“This donation is made in memory of Jerry Bryant, Lamar Mann, Jason Middleton, Keith McLaney, Richard Pittman, Brenda Smith, Paul Key, Gertha Dubose and Terry Hollis,” Catrett said.

Dr. Kathy Murphy, CHHS principal, and David Helms, central office representative, accepted the donation with deep appreciation.

“This donation will be of benefit to the kids at CHHS,” Helms said.

“It’s always appreciated when former students give back to the school. I know that Dr. Murphy will put the money to good use.”

Murphy said she already has plans to purchase a reading program that will determine the reading level of the students.

“We will purchase the STudent Achievement in Reading (STAR) program or a similar intervention support program that will determine the reading level of students who are struggling readers in an effort to improve their high school graduate exam scores.”

Murphy said the STAR program will also be beneficial in increasing a student’s Carnegie Units, which measure the amount of time a student has studied a subject.

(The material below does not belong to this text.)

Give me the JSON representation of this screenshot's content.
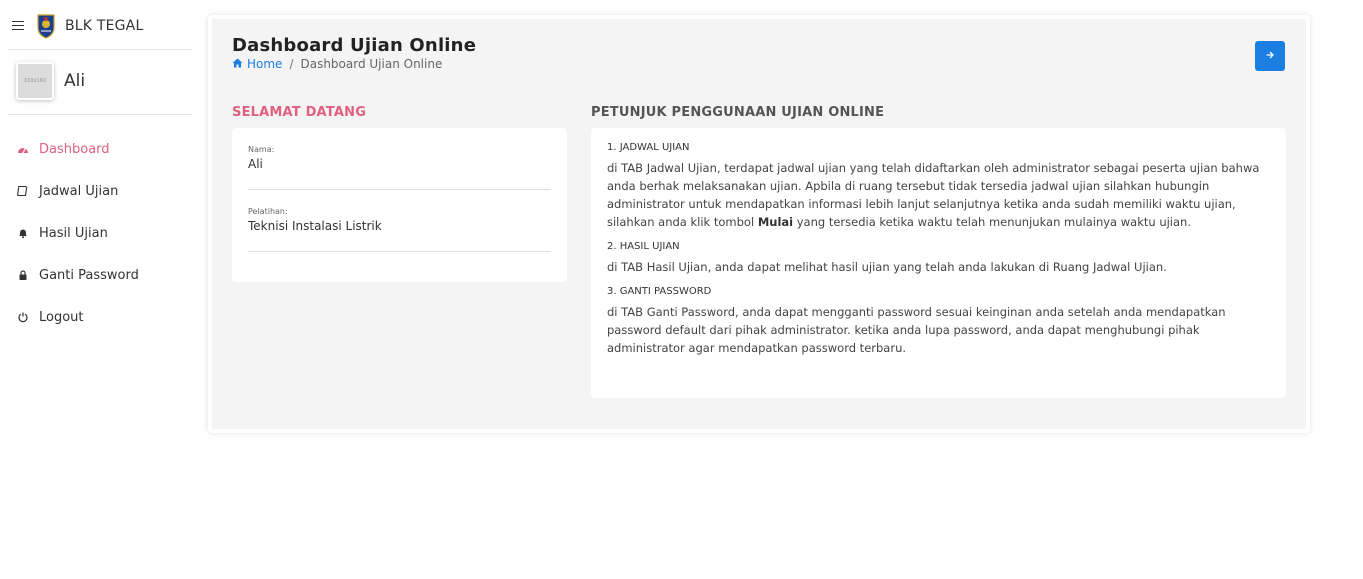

Murphy said that too often reading is not valued in homes and children enter school without a foundation in reading. “Some homes don’t even have reading materials available,” she said. “Reading is too often not valued in the home. If children don’t see their parents read, they are less likely to enjoy reading and to see its value. But we have to do our part, too. We have to make reading a priority because reading is required in science, history, math, literature — every subject so it is most important.”

Murphy said in today’s world there are many distractions and young people just aren’t reading.

“We have to show them the value of reading and get them reading again,” she said.